Sift flour and salt together in a large bowl. Dig a little pit in the middle of the flour.
Pour the foamy yeast water and another 1/2 cup of warm water into the bowl of flour. Use your hands to mix everything together.
Turn the dough out onto a lightly floured surface, and begin to knead.
Knead for at least 15 to 20 minutes, or until you can take two fingers and poke indents that don’t spring back in the dough.
Form the dough into a smooth ball and place in a bowl coated in olive oil. Turn the dough over to coat the entire surface, then cover the bowl a tea towel and let rise for 1 hour in a warm place.
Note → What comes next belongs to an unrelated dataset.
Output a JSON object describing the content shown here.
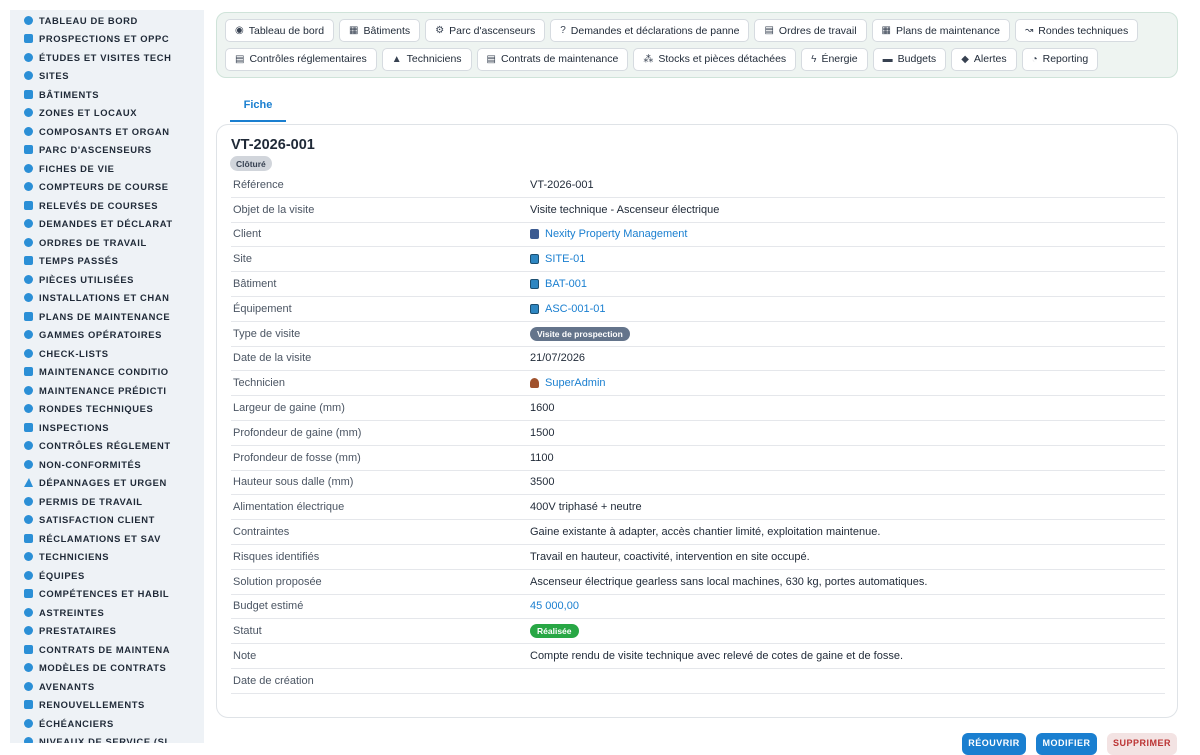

When you come back, preheat the oven to 425°F (or 220°C). Line a baking sheet with parchment paper.
Turn the risen dough out onto a clean surface. Cut in half.
Knead 1 tablespoon of Italian herbs and 2 tablespoons of olive oil into each half of the dough.
Using a rolling pin, roll the dough into a rectangle (or rectangle-ish) shape about a 1/2 inch thick. Use your fingers to randomly dent the top of the focaccia.
Brush the top of each rolled dough with 1 tablespoon olive oil and sprinkle with another 1 tablespoon of Italian herbs and a pinch of salt.
Slide the two focaccia onto a prepared baking sheet and bake for 20 ~ 25 minutes, or until the focaccia is golden brown on top.
Oh, ye-ah. Make sure to deeply inhale that warm, comforting smell of baking bread while you can.
I took a hot focaccia over to my neighbours’ apartment and we ate it with sun-dried tomato pesto — it didn’t even last 10 minutes! Although olive oil and balsamic vinegar are my favourite accompaniment to focaccia, you can eat your’s any which way you want! Yum!